This judgment is the culmination of a judicial battle waged for more than 20 years by victims and their lawyers, supported by several international organizations including Human Rights Watch (HRW), the International Federation for Human Rights (FIDH) and Amnesty International.

“Habré’s conviction for these horrific crimes after 25 years is a huge victory for his Chadian victims, without whose tenacity this trial never would have happened,” said Reed Brody of Human Rights Watch, who has worked alongside the victims for years. “This verdict sends a powerful message that the days when tyrants could brutalize their people, pillage their treasury and escape abroad to a life of luxury are coming to an end. Today will be carved into history as the day that a band of unrelenting survivors brought their dictator to justice.”

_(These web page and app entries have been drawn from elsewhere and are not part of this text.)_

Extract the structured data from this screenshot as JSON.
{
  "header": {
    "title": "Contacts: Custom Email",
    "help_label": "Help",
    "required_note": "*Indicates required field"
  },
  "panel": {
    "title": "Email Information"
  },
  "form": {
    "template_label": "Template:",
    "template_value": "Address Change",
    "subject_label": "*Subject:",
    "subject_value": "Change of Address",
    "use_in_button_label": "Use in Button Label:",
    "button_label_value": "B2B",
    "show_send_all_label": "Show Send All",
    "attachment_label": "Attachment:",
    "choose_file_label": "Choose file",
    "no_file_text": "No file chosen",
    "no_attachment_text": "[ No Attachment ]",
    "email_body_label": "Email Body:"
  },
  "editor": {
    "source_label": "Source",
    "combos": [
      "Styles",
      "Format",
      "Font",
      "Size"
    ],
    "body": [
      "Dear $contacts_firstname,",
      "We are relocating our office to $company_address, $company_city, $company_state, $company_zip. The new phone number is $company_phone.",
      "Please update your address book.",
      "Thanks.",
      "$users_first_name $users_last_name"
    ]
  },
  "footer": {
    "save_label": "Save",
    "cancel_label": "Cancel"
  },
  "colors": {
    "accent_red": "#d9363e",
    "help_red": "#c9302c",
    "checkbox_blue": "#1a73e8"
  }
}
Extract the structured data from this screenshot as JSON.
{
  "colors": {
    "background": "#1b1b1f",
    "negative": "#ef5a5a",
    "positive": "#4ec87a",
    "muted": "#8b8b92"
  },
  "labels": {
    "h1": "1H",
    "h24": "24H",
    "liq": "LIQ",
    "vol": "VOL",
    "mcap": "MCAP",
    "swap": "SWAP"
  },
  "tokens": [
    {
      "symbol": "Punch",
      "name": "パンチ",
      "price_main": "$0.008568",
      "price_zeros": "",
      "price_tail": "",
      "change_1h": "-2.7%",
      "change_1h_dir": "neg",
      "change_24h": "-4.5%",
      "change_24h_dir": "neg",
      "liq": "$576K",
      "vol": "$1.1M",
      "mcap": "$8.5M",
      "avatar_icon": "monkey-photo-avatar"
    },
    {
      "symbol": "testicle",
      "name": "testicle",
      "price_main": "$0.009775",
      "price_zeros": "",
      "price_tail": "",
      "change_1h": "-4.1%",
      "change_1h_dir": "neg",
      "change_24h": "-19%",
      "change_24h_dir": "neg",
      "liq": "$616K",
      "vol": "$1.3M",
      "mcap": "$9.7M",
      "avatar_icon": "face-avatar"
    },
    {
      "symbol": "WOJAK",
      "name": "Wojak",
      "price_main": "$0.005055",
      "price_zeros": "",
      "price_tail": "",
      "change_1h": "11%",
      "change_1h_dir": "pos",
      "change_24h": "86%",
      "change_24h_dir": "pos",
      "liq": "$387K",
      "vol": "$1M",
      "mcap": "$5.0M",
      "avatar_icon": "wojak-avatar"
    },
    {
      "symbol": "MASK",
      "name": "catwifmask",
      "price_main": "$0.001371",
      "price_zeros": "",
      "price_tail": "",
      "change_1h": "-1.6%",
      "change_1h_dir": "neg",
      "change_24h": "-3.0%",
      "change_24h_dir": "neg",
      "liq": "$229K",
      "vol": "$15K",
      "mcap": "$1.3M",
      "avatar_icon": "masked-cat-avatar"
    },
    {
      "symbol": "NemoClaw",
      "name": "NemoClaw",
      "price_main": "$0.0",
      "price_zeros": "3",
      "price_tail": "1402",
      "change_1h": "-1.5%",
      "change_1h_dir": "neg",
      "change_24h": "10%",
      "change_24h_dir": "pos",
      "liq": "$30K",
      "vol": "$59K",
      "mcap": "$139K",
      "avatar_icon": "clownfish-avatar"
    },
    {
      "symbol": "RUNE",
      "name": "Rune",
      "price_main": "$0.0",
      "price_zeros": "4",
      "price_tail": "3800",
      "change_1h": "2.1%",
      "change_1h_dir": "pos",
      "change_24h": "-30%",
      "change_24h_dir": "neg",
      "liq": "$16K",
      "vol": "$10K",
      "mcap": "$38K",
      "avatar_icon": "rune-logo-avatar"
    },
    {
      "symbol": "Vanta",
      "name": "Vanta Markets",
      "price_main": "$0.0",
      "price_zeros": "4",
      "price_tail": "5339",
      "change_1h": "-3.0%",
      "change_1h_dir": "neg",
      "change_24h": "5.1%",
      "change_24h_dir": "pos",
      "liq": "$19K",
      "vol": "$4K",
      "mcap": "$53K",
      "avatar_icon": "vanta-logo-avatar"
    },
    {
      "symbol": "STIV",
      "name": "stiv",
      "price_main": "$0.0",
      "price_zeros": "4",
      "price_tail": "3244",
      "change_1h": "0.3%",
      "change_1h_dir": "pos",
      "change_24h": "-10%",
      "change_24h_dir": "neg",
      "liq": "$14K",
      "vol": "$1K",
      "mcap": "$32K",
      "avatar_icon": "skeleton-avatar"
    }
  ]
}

A Chadian commission of inquiry put the number of people who died under Hissène Habré’s repressive regime at 40,000.

 A strategy of silence

Habré remained walled in silence throughout the trial, an attitude that Extraordinary African Chambers (EAC) Prosecutor Mbacké Fall claimed was an admission of guilt. The few times he broke his silence, when being brought to court by force, it was to denounce the “imperialism” and “neo-colonialism” of which he says he is victim. He was again brought to court forcibly on Monday, wearing a white robe and turban. This time he remained impassive. 

The trial opened on July 20, 2015 and lasted for 56 days of hearings. Ninety-three witnesses testified before the court presided by Judge Gberdao Gustave Kam of Burkina Faso. They included factual witnesses brought by the prosecution, experts and one defence witness. 

At the end of the hearings, Prosecutor Fall called for a life sentence against Habré, presenting him as “veritable boss” of the Directorate of Documentation and Security (DDS), Habré’s political police and main instrument of repression under his regime.

 Fall also called for Habré’s assets to be confiscated, saying he had emptied the Chadian State coffers before fleeing to a comfortable exile in Dakar.

Habré’s lawyers, obedient to his strategy, also boycotted the trial. The court was therefore forced to assign him two lawyers from the Dakar Bar, Mbaye Sène and Mounir Balal. “There were no crimes against humanity or acts of torture, and certainly not war crimes,” Sène argued, taking everyone by surprise in his final arguments. 

Balal went one better. “Hissène Habré is a patriot, a real patriot and a nationalist, a Statesman who defended the national interest,” he told the court. 

Trial advances under Macky Sall

Habré, who arrived in Dakar in December 1990 when he was ousted by Colonel Idriss Deby, was first charged in Senegal in 2000. But the Senegalese courts said they did not have jurisdiction, so the victims turned to Belgium. Belgian courts can claim jurisdiction because some of the victims have acquired Belgian nationality. In September 2005, after nearly four years of investigations, a Belgian judge indicted Habré and Brussels requested his extradition. After Senegal refused to extradite Habré to Belgium and three years of fruitless negotiations over an African Union (AU) request, Belgium took Senegal to the International Court of Justice (ICJ). On July 20, 2012, the ICJ ordered Senegal to bring Habré to justice without delay or extradite him.

The case finally moved forward after Macky Sall was elected new President of Senegal. In 2013, Dakar inaugurated the “Extraordinary African Chambers” under an agreement with the African Union. The EAC, composed of judges from Senegal and other African countries, are mandated to try suspected perpetrators of the most serious crimes committed in Chad between 1982 and 1990, in other words, under Habré’s regime.

 On June 30, 2013, Hissène Habré was arrested at his home in Dakar. Two days later he was charged with crimes against humanity, war crimes and torture.